▶ _Task brief_
The reply should give back every entry exactly as written.

Records from a dataset:
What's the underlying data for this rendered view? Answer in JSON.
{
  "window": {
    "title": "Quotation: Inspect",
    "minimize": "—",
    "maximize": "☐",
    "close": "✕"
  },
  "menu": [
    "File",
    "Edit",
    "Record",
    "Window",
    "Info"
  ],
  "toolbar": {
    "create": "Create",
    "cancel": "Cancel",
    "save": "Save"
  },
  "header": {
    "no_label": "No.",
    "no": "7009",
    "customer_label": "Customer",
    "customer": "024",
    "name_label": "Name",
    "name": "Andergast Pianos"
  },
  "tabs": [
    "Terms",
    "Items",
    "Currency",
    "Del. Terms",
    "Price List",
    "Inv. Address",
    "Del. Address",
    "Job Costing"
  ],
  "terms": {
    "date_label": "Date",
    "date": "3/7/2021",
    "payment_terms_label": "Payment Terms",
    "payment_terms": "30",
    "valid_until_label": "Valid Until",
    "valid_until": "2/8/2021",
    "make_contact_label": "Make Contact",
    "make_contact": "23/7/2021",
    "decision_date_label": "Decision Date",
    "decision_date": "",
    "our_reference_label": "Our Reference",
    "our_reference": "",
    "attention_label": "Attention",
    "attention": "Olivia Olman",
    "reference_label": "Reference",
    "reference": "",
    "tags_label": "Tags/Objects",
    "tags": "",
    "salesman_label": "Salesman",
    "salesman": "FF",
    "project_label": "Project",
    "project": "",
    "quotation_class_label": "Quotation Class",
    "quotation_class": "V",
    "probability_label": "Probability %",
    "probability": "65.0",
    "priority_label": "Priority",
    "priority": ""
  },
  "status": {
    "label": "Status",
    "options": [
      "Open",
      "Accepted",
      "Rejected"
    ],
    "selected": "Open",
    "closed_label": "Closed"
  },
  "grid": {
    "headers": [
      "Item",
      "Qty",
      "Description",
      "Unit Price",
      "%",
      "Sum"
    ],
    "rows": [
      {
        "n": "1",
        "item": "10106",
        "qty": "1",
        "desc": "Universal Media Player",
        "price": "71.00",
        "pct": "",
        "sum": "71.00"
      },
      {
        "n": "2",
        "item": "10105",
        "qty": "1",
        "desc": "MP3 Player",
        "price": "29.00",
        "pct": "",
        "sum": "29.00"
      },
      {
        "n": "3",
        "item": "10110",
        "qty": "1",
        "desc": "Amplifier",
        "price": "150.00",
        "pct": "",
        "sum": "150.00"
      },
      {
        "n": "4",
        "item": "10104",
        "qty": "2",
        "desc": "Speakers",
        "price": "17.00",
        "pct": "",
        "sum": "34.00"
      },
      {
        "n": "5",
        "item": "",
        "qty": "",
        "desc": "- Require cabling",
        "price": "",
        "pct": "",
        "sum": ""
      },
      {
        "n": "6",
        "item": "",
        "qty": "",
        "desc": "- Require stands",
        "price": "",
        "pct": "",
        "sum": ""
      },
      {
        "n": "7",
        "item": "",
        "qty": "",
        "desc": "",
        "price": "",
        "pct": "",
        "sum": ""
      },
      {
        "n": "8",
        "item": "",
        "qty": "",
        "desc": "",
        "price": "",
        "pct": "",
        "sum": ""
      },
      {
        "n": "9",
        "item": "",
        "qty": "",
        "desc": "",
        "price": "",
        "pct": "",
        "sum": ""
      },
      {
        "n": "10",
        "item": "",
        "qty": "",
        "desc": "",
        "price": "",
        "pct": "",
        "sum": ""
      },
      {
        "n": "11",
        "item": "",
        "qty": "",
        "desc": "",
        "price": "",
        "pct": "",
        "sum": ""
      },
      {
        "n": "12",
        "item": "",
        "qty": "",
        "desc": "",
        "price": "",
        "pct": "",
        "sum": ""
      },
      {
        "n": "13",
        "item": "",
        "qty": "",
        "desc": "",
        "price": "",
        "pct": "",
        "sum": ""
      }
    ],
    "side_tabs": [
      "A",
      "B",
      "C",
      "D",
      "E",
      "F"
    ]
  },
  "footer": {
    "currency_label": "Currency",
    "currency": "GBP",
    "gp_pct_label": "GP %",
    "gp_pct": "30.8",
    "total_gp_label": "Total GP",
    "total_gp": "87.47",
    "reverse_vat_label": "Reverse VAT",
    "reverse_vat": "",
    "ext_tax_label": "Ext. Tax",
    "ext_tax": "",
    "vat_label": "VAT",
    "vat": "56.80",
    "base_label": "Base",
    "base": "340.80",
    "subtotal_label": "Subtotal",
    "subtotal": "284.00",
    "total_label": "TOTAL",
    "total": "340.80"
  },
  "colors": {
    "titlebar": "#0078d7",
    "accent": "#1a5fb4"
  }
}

▶ _Response to the task_
What's the underlying data for this rendered view? Answer in JSON.
{
  "window": {
    "title": "Quotation: Inspect",
    "minimize": "—",
    "maximize": "☐",
    "close": "✕"
  },
  "menu": [
    "File",
    "Edit",
    "Record",
    "Window",
    "Info"
  ],
  "toolbar": {
    "create": "Create",
    "cancel": "Cancel",
    "save": "Save"
  },
  "header": {
    "no_label": "No.",
    "no": "7009",
    "customer_label": "Customer",
    "customer": "024",
    "name_label": "Name",
    "name": "Andergast Pianos"
  },
  "tabs": [
    "Terms",
    "Items",
    "Currency",
    "Del. Terms",
    "Price List",
    "Inv. Address",
    "Del. Address",
    "Job Costing"
  ],
  "terms": {
    "date_label": "Date",
    "date": "3/7/2021",
    "payment_terms_label": "Payment Terms",
    "payment_terms": "30",
    "valid_until_label": "Valid Until",
    "valid_until": "2/8/2021",
    "make_contact_label": "Make Contact",
    "make_contact": "23/7/2021",
    "decision_date_label": "Decision Date",
    "decision_date": "",
    "our_reference_label": "Our Reference",
    "our_reference": "",
    "attention_label": "Attention",
    "attention": "Olivia Olman",
    "reference_label": "Reference",
    "reference": "",
    "tags_label": "Tags/Objects",
    "tags": "",
    "salesman_label": "Salesman",
    "salesman": "FF",
    "project_label": "Project",
    "project": "",
    "quotation_class_label": "Quotation Class",
    "quotation_class": "V",
    "probability_label": "Probability %",
    "probability": "65.0",
    "priority_label": "Priority",
    "priority": ""
  },
  "status": {
    "label": "Status",
    "options": [
      "Open",
      "Accepted",
      "Rejected"
    ],
    "selected": "Open",
    "closed_label": "Closed"
  },
  "grid": {
    "headers": [
      "Item",
      "Qty",
      "Description",
      "Unit Price",
      "%",
      "Sum"
    ],
    "rows": [
      {
        "n": "1",
        "item": "10106",
        "qty": "1",
        "desc": "Universal Media Player",
        "price": "71.00",
        "pct": "",
        "sum": "71.00"
      },
      {
        "n": "2",
        "item": "10105",
        "qty": "1",
        "desc": "MP3 Player",
        "price": "29.00",
        "pct": "",
        "sum": "29.00"
      },
      {
        "n": "3",
        "item": "10110",
        "qty": "1",
        "desc": "Amplifier",
        "price": "150.00",
        "pct": "",
        "sum": "150.00"
      },
      {
        "n": "4",
        "item": "10104",
        "qty": "2",
        "desc": "Speakers",
        "price": "17.00",
        "pct": "",
        "sum": "34.00"
      },
      {
        "n": "5",
        "item": "",
        "qty": "",
        "desc": "- Require cabling",
        "price": "",
        "pct": "",
        "sum": ""
      },
      {
        "n": "6",
        "item": "",
        "qty": "",
        "desc": "- Require stands",
        "price": "",
        "pct": "",
        "sum": ""
      },
      {
        "n": "7",
        "item": "",
        "qty": "",
        "desc": "",
        "price": "",
        "pct": "",
        "sum": ""
      },
      {
        "n": "8",
        "item": "",
        "qty": "",
        "desc": "",
        "price": "",
        "pct": "",
        "sum": ""
      },
      {
        "n": "9",
        "item": "",
        "qty": "",
        "desc": "",
        "price": "",
        "pct": "",
        "sum": ""
      },
      {
        "n": "10",
        "item": "",
        "qty": "",
        "desc": "",
        "price": "",
        "pct": "",
        "sum": ""
      },
      {
        "n": "11",
        "item": "",
        "qty": "",
        "desc": "",
        "price": "",
        "pct": "",
        "sum": ""
      },
      {
        "n": "12",
        "item": "",
        "qty": "",
        "desc": "",
        "price": "",
        "pct": "",
        "sum": ""
      },
      {
        "n": "13",
        "item": "",
        "qty": "",
        "desc": "",
        "price": "",
        "pct": "",
        "sum": ""
      }
    ],
    "side_tabs": [
      "A",
      "B",
      "C",
      "D",
      "E",
      "F"
    ]
  },
  "footer": {
    "currency_label": "Currency",
    "currency": "GBP",
    "gp_pct_label": "GP %",
    "gp_pct": "30.8",
    "total_gp_label": "Total GP",
    "total_gp": "87.47",
    "reverse_vat_label": "Reverse VAT",
    "reverse_vat": "",
    "ext_tax_label": "Ext. Tax",
    "ext_tax": "",
    "vat_label": "VAT",
    "vat": "56.80",
    "base_label": "Base",
    "base": "340.80",
    "subtotal_label": "Subtotal",
    "subtotal": "284.00",
    "total_label": "TOTAL",
    "total": "340.80"
  },
  "colors": {
    "titlebar": "#0078d7",
    "accent": "#1a5fb4"
  }
}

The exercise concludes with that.